My decision to go with Axxis Metal Masters was based on a more fundamental question:
How much is your time worth?
The soft Pagids I just replaced were very effective at stopping the car, and easy on the rotors, but the dust they produced was absolutely horrendous, and destroyed the finish on my front wheels.
I recall, with zero fondness, spending at least an hour per week (during the warm months) scrubbing brake dust from my 15-hole rims, and the dismay at nonetheless losing the battle with the stuff that baked on, and could not be removed. I am not looking forward to doing that again this year, especially after I refinish my front wheels.
When I look at the countless hours involved in "brake dust management" versus the value of using those those same hours for doing business or other income-generating work, or pursuing creative endeavors, or spending time with loved ones, it makes perfect sense to buy low dust, maintenance-free semi metallic pads, even if it means spending $100 on a set of new rotors with each pad change. The time spent fighting dust simply is not worth it especially since the Metal Masters (and I suppose similar pads) offer such phenomenal stopping power, which I observed this weekend.
Before replacing your next set of pads, think of all the enjoyable and/or profitable things you could be doing with your time, then think of how it would feel to have to defer many of those because you need to spend hours with a brush cleaning dust from your wheels, and decide what makes the most sense.
That being said, I should add that brake pad replacement is the easiest and fastest DIY job. However, the instructions in Shop Forum's DIY section to not apply to my car. I have the Girling 2-bolt calipers that flip up to expose the pads, so the process is a lot easier:
Remove brake fluid reservoir cap, stuff a rag at in the top, remove wheel, remove lower caliper bolt, loosen the top bolt, flip up the caliper, remove the used pads, insert the new pads, push back the piston within the caliper (use a large C-Clamp or similar), flip the caliper back down, replace the lower bolt, tighten the top bolt, replace the brake fluid reservoir cap, pump brake pedal until firm. That's it. Takes all of 10 minutes per wheel.

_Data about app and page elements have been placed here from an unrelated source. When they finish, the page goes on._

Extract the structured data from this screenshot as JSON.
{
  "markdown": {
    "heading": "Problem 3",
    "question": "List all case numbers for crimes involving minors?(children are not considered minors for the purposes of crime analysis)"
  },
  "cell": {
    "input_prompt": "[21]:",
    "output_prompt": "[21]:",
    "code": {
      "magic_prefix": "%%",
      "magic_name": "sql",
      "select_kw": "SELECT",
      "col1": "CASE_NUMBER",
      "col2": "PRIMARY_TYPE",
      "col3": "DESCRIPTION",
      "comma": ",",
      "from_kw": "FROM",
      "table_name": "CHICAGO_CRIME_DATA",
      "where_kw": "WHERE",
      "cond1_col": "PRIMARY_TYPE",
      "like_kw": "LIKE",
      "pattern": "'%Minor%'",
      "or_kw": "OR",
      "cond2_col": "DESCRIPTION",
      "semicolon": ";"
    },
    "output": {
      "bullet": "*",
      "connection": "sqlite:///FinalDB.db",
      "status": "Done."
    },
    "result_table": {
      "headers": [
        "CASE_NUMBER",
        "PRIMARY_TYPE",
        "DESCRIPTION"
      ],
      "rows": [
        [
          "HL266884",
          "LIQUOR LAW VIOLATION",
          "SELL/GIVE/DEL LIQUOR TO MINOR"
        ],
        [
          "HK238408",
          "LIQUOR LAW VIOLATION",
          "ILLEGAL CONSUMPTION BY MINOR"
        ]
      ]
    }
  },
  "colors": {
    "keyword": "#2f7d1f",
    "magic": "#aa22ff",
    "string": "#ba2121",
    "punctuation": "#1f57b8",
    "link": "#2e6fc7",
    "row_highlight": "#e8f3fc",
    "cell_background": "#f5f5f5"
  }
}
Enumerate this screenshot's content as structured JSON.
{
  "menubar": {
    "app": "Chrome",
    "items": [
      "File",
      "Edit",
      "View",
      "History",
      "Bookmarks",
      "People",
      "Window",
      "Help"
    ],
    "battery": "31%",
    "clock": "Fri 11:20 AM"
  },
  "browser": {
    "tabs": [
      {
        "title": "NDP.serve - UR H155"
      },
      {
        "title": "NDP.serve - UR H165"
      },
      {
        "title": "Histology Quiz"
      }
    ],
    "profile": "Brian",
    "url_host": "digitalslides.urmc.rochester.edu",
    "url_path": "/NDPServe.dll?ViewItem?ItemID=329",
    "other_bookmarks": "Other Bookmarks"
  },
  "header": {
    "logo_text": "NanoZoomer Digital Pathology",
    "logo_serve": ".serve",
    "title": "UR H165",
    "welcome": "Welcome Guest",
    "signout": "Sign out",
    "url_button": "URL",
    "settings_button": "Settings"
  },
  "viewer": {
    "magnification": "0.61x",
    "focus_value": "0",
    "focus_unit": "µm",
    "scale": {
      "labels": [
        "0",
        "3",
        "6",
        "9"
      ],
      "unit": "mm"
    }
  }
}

The only problem I had was with stuck lug bolts on one wheel -- all 5 of them would not budge with the stock lug wrench, even after drenching it with WD40 and Liquid Wrench. Once again, Home Depot plumbing dept. to the rescue
I bought a
30 inch length of 3/4 inch diameter iron/steel pipe, placed it over the end of the wrench handle for added leverage, and the stuck bolts gave up with very little resistance.